# TASK DETAILS
The entries below are to be returned as written, with all pictures dropped.

# DATASET
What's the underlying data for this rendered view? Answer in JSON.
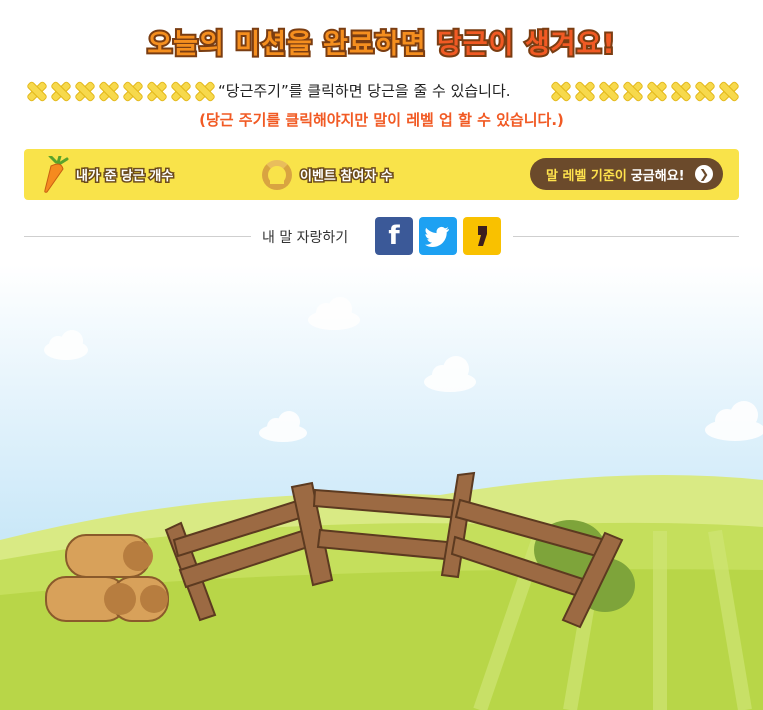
{
  "header": {
    "title_part1": "오늘의 미션을 완료하면",
    "title_part2": "당근이 생겨요!"
  },
  "instructions": {
    "text": "“당근주기”를 클릭하면 당근을 줄 수 있습니다.",
    "note": "(당근 주기를 클릭해야지만 말이 레벨 업 할 수 있습니다.)"
  },
  "stats": {
    "carrot_label": "내가 준 당근 개수",
    "participants_label": "이벤트 참여자 수",
    "level_button_highlight": "말 레벨 기준이",
    "level_button_rest": "궁금해요!",
    "icons": {
      "carrot": "carrot-icon",
      "horseshoe": "horseshoe-icon",
      "arrow": "chevron-right-icon"
    }
  },
  "share": {
    "label": "내 말 자랑하기",
    "buttons": [
      {
        "name": "facebook",
        "glyph": "f"
      },
      {
        "name": "twitter",
        "glyph": ""
      },
      {
        "name": "kakaostory",
        "glyph": ""
      }
    ]
  },
  "colors": {
    "accent_orange": "#f15a24",
    "stats_bg": "#f9e34a",
    "button_brown": "#6b4a2b",
    "sky": "#bfe3f7",
    "grass": "#b8d648"
  }
}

# EXERCISE OUTPUT
What's the underlying data for this rendered view? Answer in JSON.
{
  "header": {
    "title_part1": "오늘의 미션을 완료하면",
    "title_part2": "당근이 생겨요!"
  },
  "instructions": {
    "text": "“당근주기”를 클릭하면 당근을 줄 수 있습니다.",
    "note": "(당근 주기를 클릭해야지만 말이 레벨 업 할 수 있습니다.)"
  },
  "stats": {
    "carrot_label": "내가 준 당근 개수",
    "participants_label": "이벤트 참여자 수",
    "level_button_highlight": "말 레벨 기준이",
    "level_button_rest": "궁금해요!",
    "icons": {
      "carrot": "carrot-icon",
      "horseshoe": "horseshoe-icon",
      "arrow": "chevron-right-icon"
    }
  },
  "share": {
    "label": "내 말 자랑하기",
    "buttons": [
      {
        "name": "facebook",
        "glyph": "f"
      },
      {
        "name": "twitter",
        "glyph": ""
      },
      {
        "name": "kakaostory",
        "glyph": ""
      }
    ]
  },
  "colors": {
    "accent_orange": "#f15a24",
    "stats_bg": "#f9e34a",
    "button_brown": "#6b4a2b",
    "sky": "#bfe3f7",
    "grass": "#b8d648"
  }
}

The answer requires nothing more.